It is not irrelevant to the issue of consent that defendant, less than a week before trial, rejected an opportunity to plead guilty to the indictment with a sentence promise of 9 years incarceration. The concession of guilt exposed him to 20 years in prison. Additionally, defendant had testified at the grand jury and denied guilt on all charges. Such actions are consistent with one who does not wish to pursue a guilt-based defense. Under the circumstances, counsel should not have pursued such a defense without defendant's consent, express or implied.
Finally, it is important to note that defendant appeared upset with his attorney immediately after the concession was made and then objected on the record shortly thereafter. This is not a case where the defendant agreed to a trial strategy and then changed his mind after the verdict was returned.
This court is not holding that consent of the accused must be placed on the record every time defense counsel concedes guilt to a lesser charge, although that would be the safer way to proceed.

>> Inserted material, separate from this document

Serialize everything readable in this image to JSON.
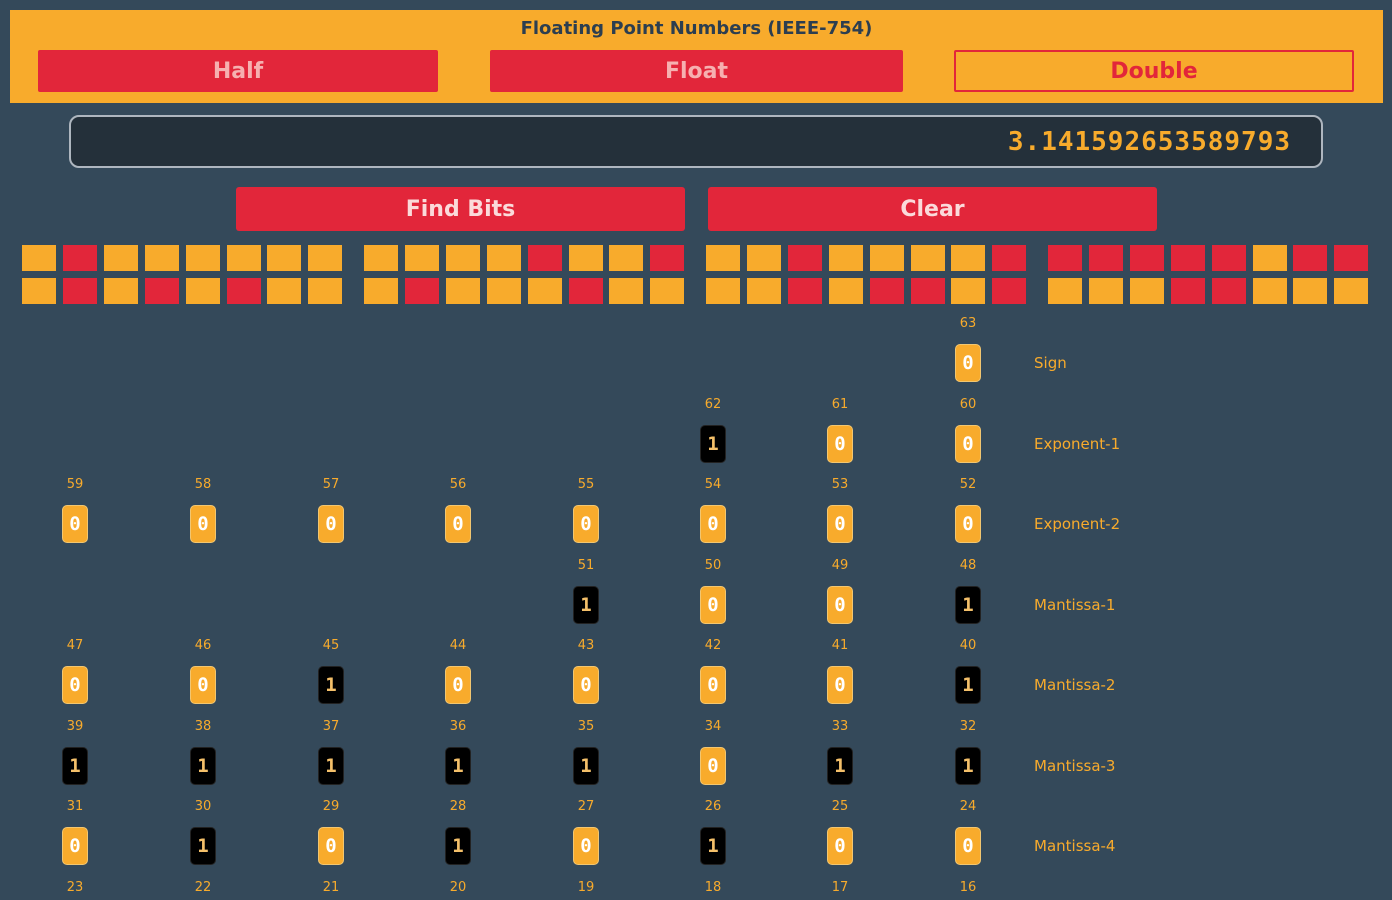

If the defendant had agreed to the guilt-based defense before trial, his motion would be denied despite the absence of consent on the record.
Nor is the court holding that every concession of guilt requires consent of the accused. It may well be that the decision to concede guilt to a misdemeanor or a violation in a felony trial can be made by counsel without consent of the accused or perhaps even over his objection. Depending on the circumstances, such as whether the accused has already served the maximum sentence for the conceded offense, the decision to concede guilt to a non-felony offense might be deemed non-fundamental.
What the court is holding is that, under the circumstances of this case, where defendant faced a lengthy prison sentence even if convicted of a lesser felony offense, an attorney cannot concede guilt to that lesser felony at the trial without the defendant's consent.
Because the record does not support a finding that defendant consented to the concession of guilt, and because he objected to the concession on the record early in the trial, defendant's motion to vacate the judgment of conviction is granted. This constitutes the decision and order of the court.
1. It is an affirmative defense under Penal Law 160.15(4) that a firearm displayed during the course of a robbery “was not a loaded weapon from which a shot, readily capable of producing death or other serious physical injury, could be discharged.” If the trier of fact determines that defendant has met his burden of proof on this defense, it must find the defendant guilty of robbery in the second degree.
2. As of the time of this writing, the Florida case, Nixon v. Singletary, is pending before the United States Supreme Court (cert. granted by 540 U.S. 1217, 124 S.Ct. 1509, 158 L.Ed.2d 152  ).
STEPHEN K. LINDLEY, J.